PROBLEM DESCRIPTION:
An exact copy of every entry below is required, and no picture may appear in it.

---- DATASET ENTRIES

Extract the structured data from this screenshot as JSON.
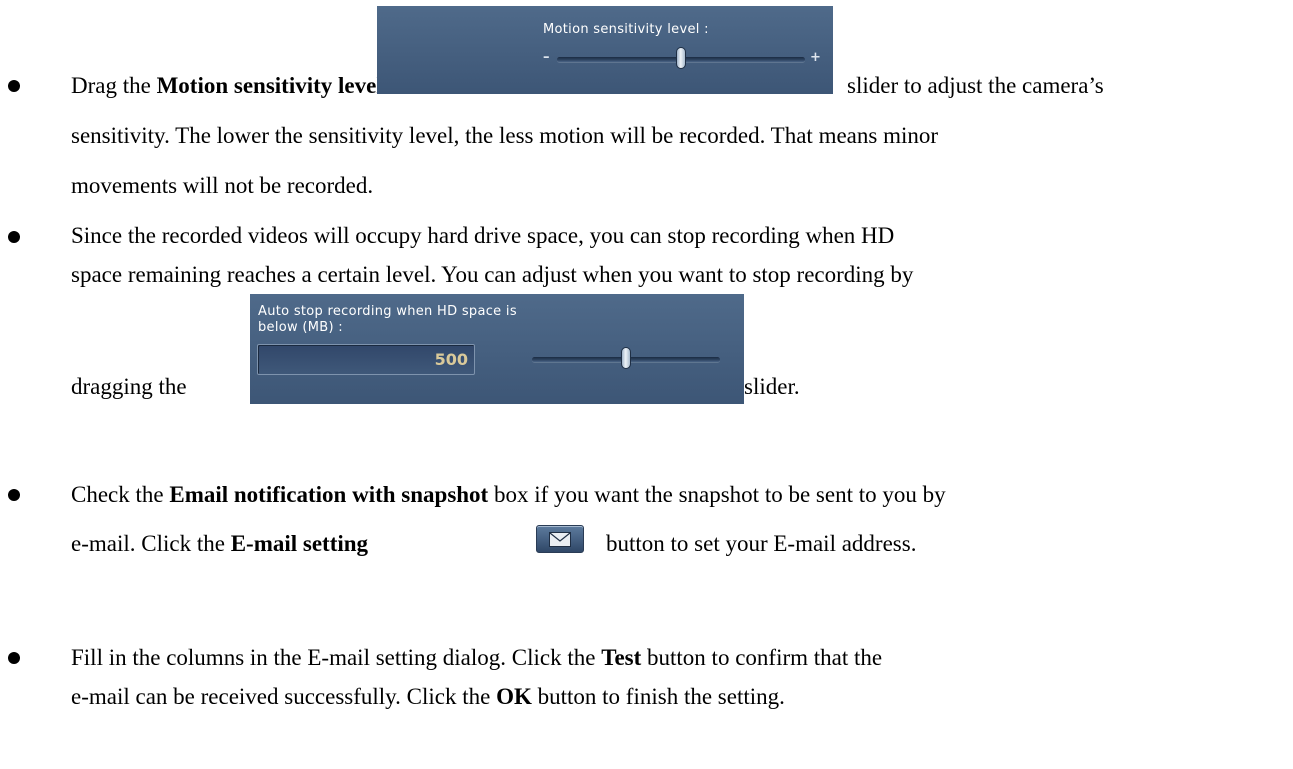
{
  "bullets": [
    {
      "line1_pre": "Drag the ",
      "line1_bold": "Motion sensitivity level",
      "line1_post": "slider to adjust the camera’s",
      "line2": "sensitivity. The lower the sensitivity level, the less motion will be recorded. That means minor",
      "line3": "movements will not be recorded."
    },
    {
      "line1": "Since the recorded videos will occupy hard drive space, you can stop recording when HD",
      "line2": "space remaining reaches a certain level. You can adjust when you want to stop recording by",
      "line3_pre": "dragging the",
      "line3_post": "slider."
    },
    {
      "line1_pre": "Check the ",
      "line1_bold": "Email notification with snapshot",
      "line1_post": " box if you want the snapshot to be sent to you by",
      "line2_pre": "e-mail. Click the ",
      "line2_bold": "E-mail setting",
      "line2_post": "button to set your E-mail address."
    },
    {
      "line1_pre": "Fill in the columns in the E-mail setting dialog. Click the ",
      "line1_bold": "Test",
      "line1_post": " button to confirm that the",
      "line2_pre": "e-mail can be received successfully. Click the ",
      "line2_bold": "OK",
      "line2_post": " button to finish the setting."
    }
  ],
  "motion_widget": {
    "label": "Motion sensitivity level :",
    "minus": "–",
    "plus": "+",
    "level": 0.5
  },
  "autostop_widget": {
    "label_line1": "Auto stop recording when HD space is",
    "label_line2": "below (MB) :",
    "value": "500",
    "level": 0.5
  },
  "email_button": {
    "icon": "envelope-icon"
  },
  "colors": {
    "panel": "#4a6485",
    "knob": "#dfe8f1",
    "value_text": "#d9c99a"
  }
}
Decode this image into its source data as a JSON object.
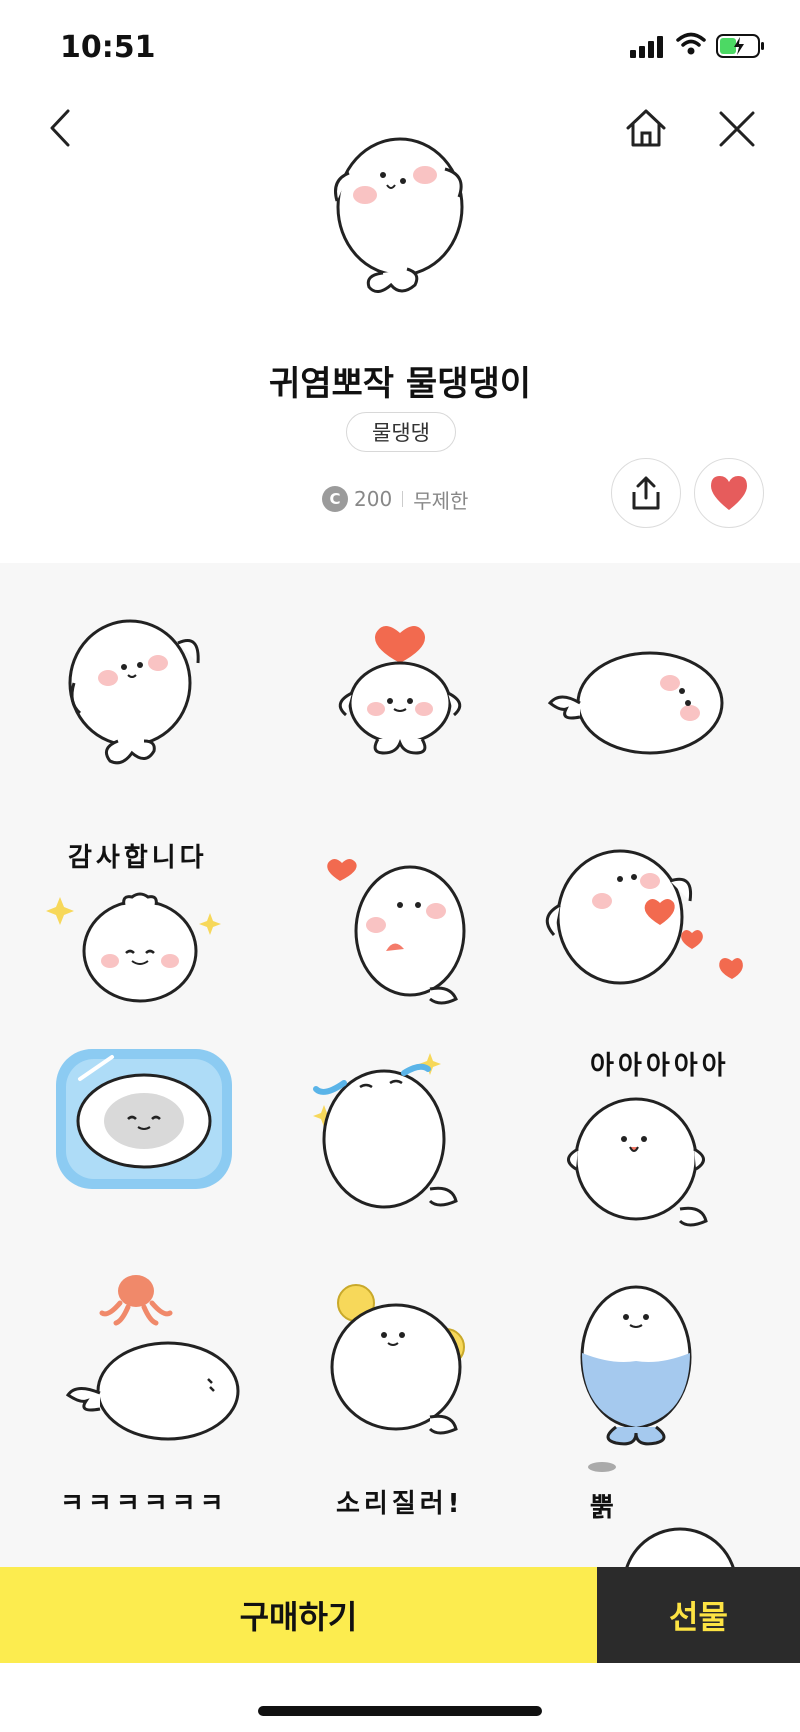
{
  "status": {
    "time": "10:51"
  },
  "product": {
    "title": "귀염뽀작 물댕댕이",
    "author": "물댕댕",
    "currency_symbol": "C",
    "price": "200",
    "period": "무제한"
  },
  "stickers": [
    {
      "name": "seal-wave",
      "caption": ""
    },
    {
      "name": "seal-heart-head",
      "caption": ""
    },
    {
      "name": "seal-lying",
      "caption": ""
    },
    {
      "name": "seal-thanks",
      "caption": "감사합니다"
    },
    {
      "name": "seal-hearts-kiss",
      "caption": ""
    },
    {
      "name": "seal-hearts-love",
      "caption": ""
    },
    {
      "name": "seal-window",
      "caption": ""
    },
    {
      "name": "seal-tears",
      "caption": ""
    },
    {
      "name": "seal-aaaa",
      "caption": "아아아아아"
    },
    {
      "name": "seal-octopus",
      "caption": ""
    },
    {
      "name": "seal-pompom",
      "caption": ""
    },
    {
      "name": "seal-water",
      "caption": ""
    },
    {
      "name": "seal-kkk",
      "caption": "ㅋㅋㅋㅋㅋㅋ"
    },
    {
      "name": "seal-shout",
      "caption": "소리질러!"
    },
    {
      "name": "seal-ppyak",
      "caption": "뿕"
    }
  ],
  "actions": {
    "buy_label": "구매하기",
    "gift_label": "선물"
  },
  "colors": {
    "buy_bg": "#fcec4f",
    "gift_bg": "#2b2b2b",
    "gift_text": "#fde343",
    "heart": "#e65c5c"
  },
  "icons": [
    "back-icon",
    "home-icon",
    "close-icon",
    "share-icon",
    "heart-icon",
    "signal-icon",
    "wifi-icon",
    "battery-icon"
  ]
}
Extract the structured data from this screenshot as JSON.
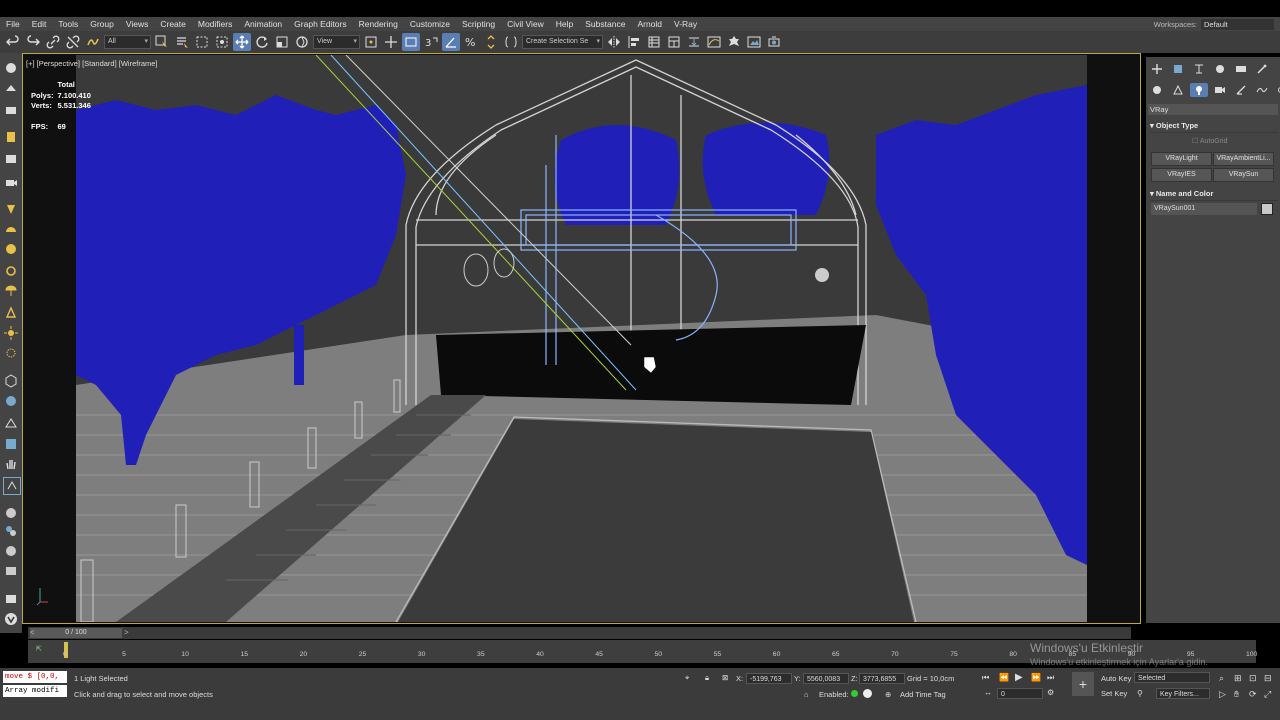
{
  "menu": {
    "items": [
      "File",
      "Edit",
      "Tools",
      "Group",
      "Views",
      "Create",
      "Modifiers",
      "Animation",
      "Graph Editors",
      "Rendering",
      "Customize",
      "Scripting",
      "Civil View",
      "Help",
      "Substance",
      "Arnold",
      "V-Ray"
    ],
    "workspaces_label": "Workspaces:",
    "workspace_value": "Default"
  },
  "toolbar": {
    "filter_value": "All",
    "refcoord_value": "View",
    "selection_set_placeholder": "Create Selection Se"
  },
  "viewport": {
    "label": "[+] [Perspective] [Standard] [Wireframe]",
    "stats": {
      "header": "Total",
      "polys_label": "Polys:",
      "polys_value": "7.100.410",
      "verts_label": "Verts:",
      "verts_value": "5.531.346",
      "fps_label": "FPS:",
      "fps_value": "69"
    },
    "colors": {
      "background": "#3a3a3a",
      "trees": "#2020b8",
      "ground": "#8a8a8a",
      "wire": "#d0d0d0",
      "selected": "#8ab4ff"
    }
  },
  "command_panel": {
    "category_value": "VRay",
    "object_type_title": "Object Type",
    "autogrid_label": "AutoGrid",
    "buttons": [
      "VRayLight",
      "VRayAmbientLi...",
      "VRayIES",
      "VRaySun"
    ],
    "name_color_title": "Name and Color",
    "object_name": "VRaySun001",
    "object_color": "#c8c8c8"
  },
  "timeline": {
    "slider_text": "0 / 100",
    "ticks": [
      "0",
      "5",
      "10",
      "15",
      "20",
      "25",
      "30",
      "35",
      "40",
      "45",
      "50",
      "55",
      "60",
      "65",
      "70",
      "75",
      "80",
      "85",
      "90",
      "95",
      "100"
    ]
  },
  "status": {
    "maxscript_line1": "move $ [0,0,",
    "maxscript_line2": "Array modifi",
    "selection_text": "1 Light Selected",
    "prompt_text": "Click and drag to select and move objects",
    "x_label": "X:",
    "x_value": "-5199,763",
    "y_label": "Y:",
    "y_value": "5560,0083",
    "z_label": "Z:",
    "z_value": "3773,6855",
    "grid_text": "Grid = 10,0cm",
    "enabled_label": "Enabled:",
    "add_time_tag": "Add Time Tag",
    "frame_value": "0",
    "auto_key": "Auto Key",
    "set_key": "Set Key",
    "key_mode_value": "Selected",
    "key_filters": "Key Filters..."
  },
  "watermark": {
    "line1": "Windows'u Etkinleştir",
    "line2": "Windows'u etkinleştirmek için Ayarlar'a gidin."
  }
}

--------

RESULT FOR THIS TASK:
Extract the structured data from this screenshot as JSON.
{
  "bullets": [
    {
      "line1_pre": "Drag the ",
      "line1_bold": "Motion sensitivity level",
      "line1_post": "slider to adjust the camera’s",
      "line2": "sensitivity. The lower the sensitivity level, the less motion will be recorded. That means minor",
      "line3": "movements will not be recorded."
    },
    {
      "line1": "Since the recorded videos will occupy hard drive space, you can stop recording when HD",
      "line2": "space remaining reaches a certain level. You can adjust when you want to stop recording by",
      "line3_pre": "dragging the",
      "line3_post": "slider."
    },
    {
      "line1_pre": "Check the ",
      "line1_bold": "Email notification with snapshot",
      "line1_post": " box if you want the snapshot to be sent to you by",
      "line2_pre": "e-mail. Click the ",
      "line2_bold": "E-mail setting",
      "line2_post": "button to set your E-mail address."
    },
    {
      "line1_pre": "Fill in the columns in the E-mail setting dialog. Click the ",
      "line1_bold": "Test",
      "line1_post": " button to confirm that the",
      "line2_pre": "e-mail can be received successfully. Click the ",
      "line2_bold": "OK",
      "line2_post": " button to finish the setting."
    }
  ],
  "motion_widget": {
    "label": "Motion sensitivity level :",
    "minus": "–",
    "plus": "+",
    "level": 0.5
  },
  "autostop_widget": {
    "label_line1": "Auto stop recording when HD space is",
    "label_line2": "below (MB) :",
    "value": "500",
    "level": 0.5
  },
  "email_button": {
    "icon": "envelope-icon"
  },
  "colors": {
    "panel": "#4a6485",
    "knob": "#dfe8f1",
    "value_text": "#d9c99a"
  }
}
Decode this image into its source data as a JSON object.
{
  "status": {
    "time": "10:51"
  },
  "product": {
    "title": "귀염뽀작 물댕댕이",
    "author": "물댕댕",
    "currency_symbol": "C",
    "price": "200",
    "period": "무제한"
  },
  "stickers": [
    {
      "name": "seal-wave",
      "caption": ""
    },
    {
      "name": "seal-heart-head",
      "caption": ""
    },
    {
      "name": "seal-lying",
      "caption": ""
    },
    {
      "name": "seal-thanks",
      "caption": "감사합니다"
    },
    {
      "name": "seal-hearts-kiss",
      "caption": ""
    },
    {
      "name": "seal-hearts-love",
      "caption": ""
    },
    {
      "name": "seal-window",
      "caption": ""
    },
    {
      "name": "seal-tears",
      "caption": ""
    },
    {
      "name": "seal-aaaa",
      "caption": "아아아아아"
    },
    {
      "name": "seal-octopus",
      "caption": ""
    },
    {
      "name": "seal-pompom",
      "caption": ""
    },
    {
      "name": "seal-water",
      "caption": ""
    },
    {
      "name": "seal-kkk",
      "caption": "ㅋㅋㅋㅋㅋㅋ"
    },
    {
      "name": "seal-shout",
      "caption": "소리질러!"
    },
    {
      "name": "seal-ppyak",
      "caption": "뿕"
    }
  ],
  "actions": {
    "buy_label": "구매하기",
    "gift_label": "선물"
  },
  "colors": {
    "buy_bg": "#fcec4f",
    "gift_bg": "#2b2b2b",
    "gift_text": "#fde343",
    "heart": "#e65c5c"
  },
  "icons": [
    "back-icon",
    "home-icon",
    "close-icon",
    "share-icon",
    "heart-icon",
    "signal-icon",
    "wifi-icon",
    "battery-icon"
  ]
}
Extract the structured data from this screenshot as JSON.
{
  "menu": {
    "items": [
      "File",
      "Edit",
      "Tools",
      "Group",
      "Views",
      "Create",
      "Modifiers",
      "Animation",
      "Graph Editors",
      "Rendering",
      "Customize",
      "Scripting",
      "Civil View",
      "Help",
      "Substance",
      "Arnold",
      "V-Ray"
    ],
    "workspaces_label": "Workspaces:",
    "workspace_value": "Default"
  },
  "toolbar": {
    "filter_value": "All",
    "refcoord_value": "View",
    "selection_set_placeholder": "Create Selection Se"
  },
  "viewport": {
    "label": "[+] [Perspective] [Standard] [Wireframe]",
    "stats": {
      "header": "Total",
      "polys_label": "Polys:",
      "polys_value": "7.100.410",
      "verts_label": "Verts:",
      "verts_value": "5.531.346",
      "fps_label": "FPS:",
      "fps_value": "69"
    },
    "colors": {
      "background": "#3a3a3a",
      "trees": "#2020b8",
      "ground": "#8a8a8a",
      "wire": "#d0d0d0",
      "selected": "#8ab4ff"
    }
  },
  "command_panel": {
    "category_value": "VRay",
    "object_type_title": "Object Type",
    "autogrid_label": "AutoGrid",
    "buttons": [
      "VRayLight",
      "VRayAmbientLi...",
      "VRayIES",
      "VRaySun"
    ],
    "name_color_title": "Name and Color",
    "object_name": "VRaySun001",
    "object_color": "#c8c8c8"
  },
  "timeline": {
    "slider_text": "0 / 100",
    "ticks": [
      "0",
      "5",
      "10",
      "15",
      "20",
      "25",
      "30",
      "35",
      "40",
      "45",
      "50",
      "55",
      "60",
      "65",
      "70",
      "75",
      "80",
      "85",
      "90",
      "95",
      "100"
    ]
  },
  "status": {
    "maxscript_line1": "move $ [0,0,",
    "maxscript_line2": "Array modifi",
    "selection_text": "1 Light Selected",
    "prompt_text": "Click and drag to select and move objects",
    "x_label": "X:",
    "x_value": "-5199,763",
    "y_label": "Y:",
    "y_value": "5560,0083",
    "z_label": "Z:",
    "z_value": "3773,6855",
    "grid_text": "Grid = 10,0cm",
    "enabled_label": "Enabled:",
    "add_time_tag": "Add Time Tag",
    "frame_value": "0",
    "auto_key": "Auto Key",
    "set_key": "Set Key",
    "key_mode_value": "Selected",
    "key_filters": "Key Filters..."
  },
  "watermark": {
    "line1": "Windows'u Etkinleştir",
    "line2": "Windows'u etkinleştirmek için Ayarlar'a gidin."
  }
}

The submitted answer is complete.